Notes From The Prosthetics Research Program

This article continues the series of abstracts from reports issued by prosthetics research laboratories in the United States and Canada. The material which follows was published as part of the Annual Report 1967 of the Child Amputee Prosthetics Project, University of California, Los Angeles. Yoshio Setoguchi, M.D., is medical director and Cameron B. Hall, M.D., is orthopaedic consultant.


Research Activities

During this year of transition, the research work at the Child Amputee Prosthetics Project has continued, although with some delay. Following is a resume of the status of previously reported studies as well as some new research endeavors.

  1. Terminal Device. The new design has been finalized. It will incorporate our principles of: light weight, better cosmesis, improved holding and/or frictional surface and center-pull cable operation. With the grant from the Children's Bureau, we are in the process of having an injection mold made for production of a limited number of models for field testing. Two types will be produced. Both will be the same length as a Dorrance 10X hook but with the opening of a 99X hook. One will be passive and the other will be active.

  2. All-Plastic Wrist Unit. The unit has been re-designed to provide a 360-degree friction contact. This item also is to be produced for field testing.

  3. Unitized Infant Below-Elbow Prosthesis . Three more infants have been fitted with this unit, making a total of nine. The three latest prostheses were fabricated by one of our clinical prosthetists rather than by the designer and revealed some problems in wrap-taking and harness fabrication. Improvement in instructional information corrected these problems. A report for publication covering the problems our clinic has noted with the standard below-elbow prosthesis, our design criteria for the new units, and a description of the components which were designed, together with a preliminary evaluation, has been prepared. If indicated, additional fittings and modifications will be made during the coming year.
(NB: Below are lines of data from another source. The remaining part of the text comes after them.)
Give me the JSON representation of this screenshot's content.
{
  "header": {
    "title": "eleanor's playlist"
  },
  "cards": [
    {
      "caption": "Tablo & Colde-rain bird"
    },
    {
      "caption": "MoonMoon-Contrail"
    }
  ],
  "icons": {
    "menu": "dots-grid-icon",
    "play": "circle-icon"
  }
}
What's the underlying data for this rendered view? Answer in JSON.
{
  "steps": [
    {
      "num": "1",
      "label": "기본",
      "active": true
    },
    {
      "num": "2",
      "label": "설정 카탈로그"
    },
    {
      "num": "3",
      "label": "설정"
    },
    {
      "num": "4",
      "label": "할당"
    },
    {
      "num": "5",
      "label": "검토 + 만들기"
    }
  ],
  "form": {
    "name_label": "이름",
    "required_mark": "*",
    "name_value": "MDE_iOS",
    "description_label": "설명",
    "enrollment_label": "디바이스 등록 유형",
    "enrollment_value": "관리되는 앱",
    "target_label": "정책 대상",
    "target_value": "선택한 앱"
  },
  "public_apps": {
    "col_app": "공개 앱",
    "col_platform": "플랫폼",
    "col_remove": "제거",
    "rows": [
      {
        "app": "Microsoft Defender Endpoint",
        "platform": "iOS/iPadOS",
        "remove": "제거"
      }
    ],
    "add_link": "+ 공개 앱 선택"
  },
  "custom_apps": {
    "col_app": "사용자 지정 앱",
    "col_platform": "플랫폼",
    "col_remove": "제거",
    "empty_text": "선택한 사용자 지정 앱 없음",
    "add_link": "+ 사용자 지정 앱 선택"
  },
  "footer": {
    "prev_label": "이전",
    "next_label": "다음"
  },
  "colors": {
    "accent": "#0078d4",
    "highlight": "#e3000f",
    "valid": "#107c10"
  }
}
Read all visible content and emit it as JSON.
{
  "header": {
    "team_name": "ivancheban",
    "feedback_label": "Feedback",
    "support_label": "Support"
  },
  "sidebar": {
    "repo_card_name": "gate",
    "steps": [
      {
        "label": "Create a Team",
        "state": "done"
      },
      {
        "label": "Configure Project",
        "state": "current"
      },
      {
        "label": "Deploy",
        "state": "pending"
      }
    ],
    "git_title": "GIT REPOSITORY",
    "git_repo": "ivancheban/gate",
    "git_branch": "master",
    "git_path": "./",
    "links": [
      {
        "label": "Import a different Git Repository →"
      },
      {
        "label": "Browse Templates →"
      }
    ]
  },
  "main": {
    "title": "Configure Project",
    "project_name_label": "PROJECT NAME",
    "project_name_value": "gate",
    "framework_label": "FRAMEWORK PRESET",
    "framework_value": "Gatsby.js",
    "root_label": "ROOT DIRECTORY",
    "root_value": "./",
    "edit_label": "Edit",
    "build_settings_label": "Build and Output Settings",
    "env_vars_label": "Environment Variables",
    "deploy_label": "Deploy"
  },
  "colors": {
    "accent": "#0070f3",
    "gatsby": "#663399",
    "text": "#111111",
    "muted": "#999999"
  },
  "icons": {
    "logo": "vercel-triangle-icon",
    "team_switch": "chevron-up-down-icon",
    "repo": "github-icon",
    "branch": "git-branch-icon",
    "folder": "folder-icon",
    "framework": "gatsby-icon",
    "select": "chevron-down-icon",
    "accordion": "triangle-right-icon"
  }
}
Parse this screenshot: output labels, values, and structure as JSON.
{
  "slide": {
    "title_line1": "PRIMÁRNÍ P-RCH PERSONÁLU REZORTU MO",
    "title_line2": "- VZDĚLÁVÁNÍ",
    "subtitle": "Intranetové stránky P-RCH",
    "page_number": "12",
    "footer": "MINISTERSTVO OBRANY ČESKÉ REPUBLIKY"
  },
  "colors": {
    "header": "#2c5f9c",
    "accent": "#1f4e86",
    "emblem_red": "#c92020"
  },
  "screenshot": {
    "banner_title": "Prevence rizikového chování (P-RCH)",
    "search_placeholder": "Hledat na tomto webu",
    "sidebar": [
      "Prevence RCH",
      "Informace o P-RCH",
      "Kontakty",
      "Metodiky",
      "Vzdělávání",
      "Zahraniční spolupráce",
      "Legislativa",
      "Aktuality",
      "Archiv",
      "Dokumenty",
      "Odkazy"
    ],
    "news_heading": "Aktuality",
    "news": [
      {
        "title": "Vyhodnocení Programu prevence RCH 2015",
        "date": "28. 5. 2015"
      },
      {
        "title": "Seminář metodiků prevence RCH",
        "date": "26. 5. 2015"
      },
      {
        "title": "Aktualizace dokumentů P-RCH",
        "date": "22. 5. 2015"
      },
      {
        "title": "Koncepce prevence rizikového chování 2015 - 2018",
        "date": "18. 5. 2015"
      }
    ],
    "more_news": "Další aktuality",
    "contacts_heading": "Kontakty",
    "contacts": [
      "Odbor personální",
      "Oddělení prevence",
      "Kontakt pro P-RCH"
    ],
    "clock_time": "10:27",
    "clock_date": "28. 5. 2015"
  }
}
  4. Statistical Survey of the Incidence of Limb-Deficient Newborn. This pilot study involved reviewing the records of thirteen hospitals in the northwest area of Los Angeles. The period from 1947 to 1966 was covered and the number of limbdeficient newborn for each year was compared to the total number of live births for each year in each individual hospital. An aggregate of 448,343 live births had occurred during the study years at these hospitals. Pilot study findings were: (a) The frequency of limb-deficient births in Los Angeles was approximately 1:2,000. (b) Neither an increasing nor a decreasing frequency was observed. The paucity of cases in 1952 and 1960 led to many hypotheses of etiology. (c) A marked seasonal distribution of skeletal deficiencies among live births was observed, a finding confirmed by the reports of other investigators. An application for a grant to pursue the study on a larger scale and in greater depth has been submitted. The Child Amputee Prosthetics Project can no longer finance the study.

  5. Electric Cart. This device is now ready for production for field testing. Some minor changes are being made by Mr. Carl Sumida on the frame, seat platform and drive mechanism. The basic principles of easy operation, light weight, and easy maintenance are still being followed. (For more details see 1965 Annual Report.)

  6. Unitized Above-Elbow Unit. This unit is being completely revised. The principle will be the same. It appears now that the elbow joint can also be used as a simple shoulder joint with the motions available passively to include flexion, extension, abduction and adduction. The problem encountered at the moment is the gauntlet for the unit. We are looking for a plastic, cosmetic material that can cover the elbow joint and yet provide elasticity to allow full motion without binding.

  7. Harness Clip. This unit has been produced in small numbers and is being fitted on several of our patients. On upper-extremity amputees it has been used for a bilateral , shoulder-disarticulation prosthesis. The anterior chest strap is attached to the sockets by these clips instead of snaps. The patient is now able to don and remove the prosthesis independently. On lower-extremity amputees the clips are used with the Silesian bandage because snaps needed replacement frequently, and with some of our patients it was as often as once every two months. Except for incorrectly made clips, wear and maintenance have been minimal.

  8. Two-Position Post. No additional work has been done inasmuch as a six-month test period on six children revealed a great many areas requiring improvement and change in design. The idea of a two-position post appealed to all who wore them, but both sizes of openings were too large, the positioning mechanism required frequent repair, the shape and length of projections gave no opposition to the ulnar area making grasp of small objects from a surface difficult. The bracelet design did not provide stability with comfort. Straps were required and frequent adjustments were needed. Since the basic concept of this prosthetic device is desirable, further design and development will be done in the future.